Message from the Chair

“You’re studying English? What can you do with that?” You’ve all heard that question, may have even asked it yourself. And whether it’s asked with honest curiosity or thinly veiled contempt, it’s a fair one: in our STEM-focussed, wired world, what is the value of engaging in Literary and Cultural Studies? What can you do with that?

Well, let’s start with what you’ll do while pursuing your degree with us. You will learn how to absorb and evaluate information so as to share it with a broad spectrum of potential audiences; you will develop a capacity to think and speak and write critically, sensitively, and creatively; you will acquire a capacity to adapt and perform as new data emerges and becomes relevant. From the retail sector to government to the highest echelons of entities working to bring yet-to-be-imagined technologies to the public, what are sometimes called “soft skills” are in demand, now more than ever.

In courses exploring the emergence of the idea of “nationhood” in the Early Modern Period, the avant-garde in Canadian language arts, or the role of journalism in shaping our experiences of and engagement with the worlds in which we live–to provide just three examples of the dozens of courses we offer–we practice, model, and teach these skills. Whether you are studying Shakespearean Tragedy or Modernist Poetry, Medieval Women’s Writing or Speculative Fiction, the Eighteenth-Century Novel or Critical Race Theory, you are engaged in the process of absorbing, evaluating, and communicating information; of debating, defending, and sometimes discarding ways of thinking and seeing; of developing and sharpening your critical writing and speaking skills. Can you imagine a job, a company, a field that wouldn’t want someone who could do those things?

And you learn to do all of this while engaging a passion for ideas, texts, and authors, for language use in all of its myriad forms. We are eager to share with you our favourite authors and texts, the ideas and contexts that have shaped the world as we know it; we are just as eager to learn from you about the ones that you love, too.

Our programs are designed so that you get to study literature and theory from a range of time periods and genres, while still leaving room for you to follow the specific interests that you bring with you or discover while you are here. In addition to the traditional study of English Literature (ENGL, both Honours and 3-Year programs), we also have an English and Creative Writing program (ENCW, Honours only), which offers students the opportunity to study literature and to participate in workshop-style classes to hone their creative writing skills in poetry, fiction, and non-fiction; and degree options in Writing, Rhetoric, and Discourse Studies (WRDS, Honours and 3-Year programs), where students can study rhetorical theory, its histories, and its applications.

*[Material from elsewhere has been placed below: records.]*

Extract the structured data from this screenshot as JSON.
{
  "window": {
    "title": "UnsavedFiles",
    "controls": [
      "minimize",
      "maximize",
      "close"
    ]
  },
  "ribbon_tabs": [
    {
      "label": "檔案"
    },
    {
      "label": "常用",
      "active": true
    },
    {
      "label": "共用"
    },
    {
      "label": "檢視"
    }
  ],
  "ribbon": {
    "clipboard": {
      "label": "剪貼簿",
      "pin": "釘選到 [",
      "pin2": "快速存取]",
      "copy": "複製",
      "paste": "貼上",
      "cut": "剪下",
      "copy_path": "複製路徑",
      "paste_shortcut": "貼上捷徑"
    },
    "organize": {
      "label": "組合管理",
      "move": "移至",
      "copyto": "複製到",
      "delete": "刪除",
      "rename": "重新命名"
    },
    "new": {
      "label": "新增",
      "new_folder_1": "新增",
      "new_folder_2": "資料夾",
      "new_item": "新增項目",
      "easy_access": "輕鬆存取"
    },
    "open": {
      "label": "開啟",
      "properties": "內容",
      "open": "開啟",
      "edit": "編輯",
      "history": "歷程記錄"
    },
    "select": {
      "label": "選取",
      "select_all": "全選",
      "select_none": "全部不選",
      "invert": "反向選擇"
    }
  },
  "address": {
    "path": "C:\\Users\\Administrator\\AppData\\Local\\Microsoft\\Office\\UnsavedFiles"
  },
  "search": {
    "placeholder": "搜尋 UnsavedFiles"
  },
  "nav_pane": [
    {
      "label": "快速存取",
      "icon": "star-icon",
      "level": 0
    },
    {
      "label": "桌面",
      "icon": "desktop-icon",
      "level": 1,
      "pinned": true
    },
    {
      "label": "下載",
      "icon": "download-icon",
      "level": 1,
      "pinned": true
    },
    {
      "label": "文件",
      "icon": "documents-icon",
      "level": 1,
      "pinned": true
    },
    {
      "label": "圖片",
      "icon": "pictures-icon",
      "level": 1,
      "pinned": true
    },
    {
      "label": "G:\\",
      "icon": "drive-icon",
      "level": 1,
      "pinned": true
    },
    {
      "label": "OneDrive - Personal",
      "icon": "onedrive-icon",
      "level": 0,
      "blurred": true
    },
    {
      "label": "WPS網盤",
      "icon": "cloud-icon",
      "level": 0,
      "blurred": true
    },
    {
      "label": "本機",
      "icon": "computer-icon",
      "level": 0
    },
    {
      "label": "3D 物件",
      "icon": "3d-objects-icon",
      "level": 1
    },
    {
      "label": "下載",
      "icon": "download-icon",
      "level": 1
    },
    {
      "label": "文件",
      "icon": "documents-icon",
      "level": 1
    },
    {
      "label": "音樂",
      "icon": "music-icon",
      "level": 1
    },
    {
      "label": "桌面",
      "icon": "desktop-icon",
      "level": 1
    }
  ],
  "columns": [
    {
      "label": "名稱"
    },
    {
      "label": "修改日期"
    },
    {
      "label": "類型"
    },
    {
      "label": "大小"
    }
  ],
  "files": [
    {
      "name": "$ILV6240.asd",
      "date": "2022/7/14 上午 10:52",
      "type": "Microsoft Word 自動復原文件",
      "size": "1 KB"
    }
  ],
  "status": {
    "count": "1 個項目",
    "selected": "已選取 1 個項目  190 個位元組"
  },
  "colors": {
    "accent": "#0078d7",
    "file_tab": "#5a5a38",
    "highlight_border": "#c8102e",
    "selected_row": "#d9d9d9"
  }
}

Many of these degree options can be combined with programs from other disciplines as well, allowing you to tailor your degree to your specific interests and goals. Students interested in any of these programs should make an application through OUAC (Ontario Universities Application Centre) to Brock University for the English Language and Literature (BEN).

The Department also is home to student groups such as the English Students’ Association and the
Creative Writers Club. These student-led organizations arrange different activities and events, providing opportunities for students to become part of an engaged community.

For the 2020-21 academic year, we will be running the following first-year courses:

  • ENGL 1F91 English Literature: Tradition and Innovation provides a survey of English Literature from the Medieval Period to the present; it will be taught by Dr Mathew Martin, who also serves as Director of the PhD Program in Interdisciplinary Humanities;
  • ENGL 1F95 Literature in English: Forms, Themes, and Approaches focusses primarily on texts from the nineteenth- and twentieth- century; it will be taught by Dr James Allard, current Chair of the Department;
  • WRDS 1F90 Writing, Rhetoric, and Discourse Studies: An Introduction explores histories and theories of rhetoric and writing as well as writing practices in different media and for different audiences and will be taught by Dr Andrew Pendakis; who has been instrumental in developing the Honours degree in Writing, Rhetoric, and Discourse Studies.

As you can see from the information provided here, we take first-year instruction seriously in our Department, refusing to see the teaching of first-year classes as somehow “less important” than other pursuits: that our first-year courses should be taught by talented, dedicated, core faculty is one of our most long-standing and firmly held beliefs.

Our programs offer what we think is the best of both worlds: the structure to ensure that you have the breath and depth of training required to meet the changing and increasingly demanding challenges of the world in which you live, and the freedom to follow the path through that structure that best engages your interests and passions.

So what can you do with that? The real question is, what can YOU do with that?

Feel free to contact me ( if you have any questions. We hope to see you soon.

Dr. James Allard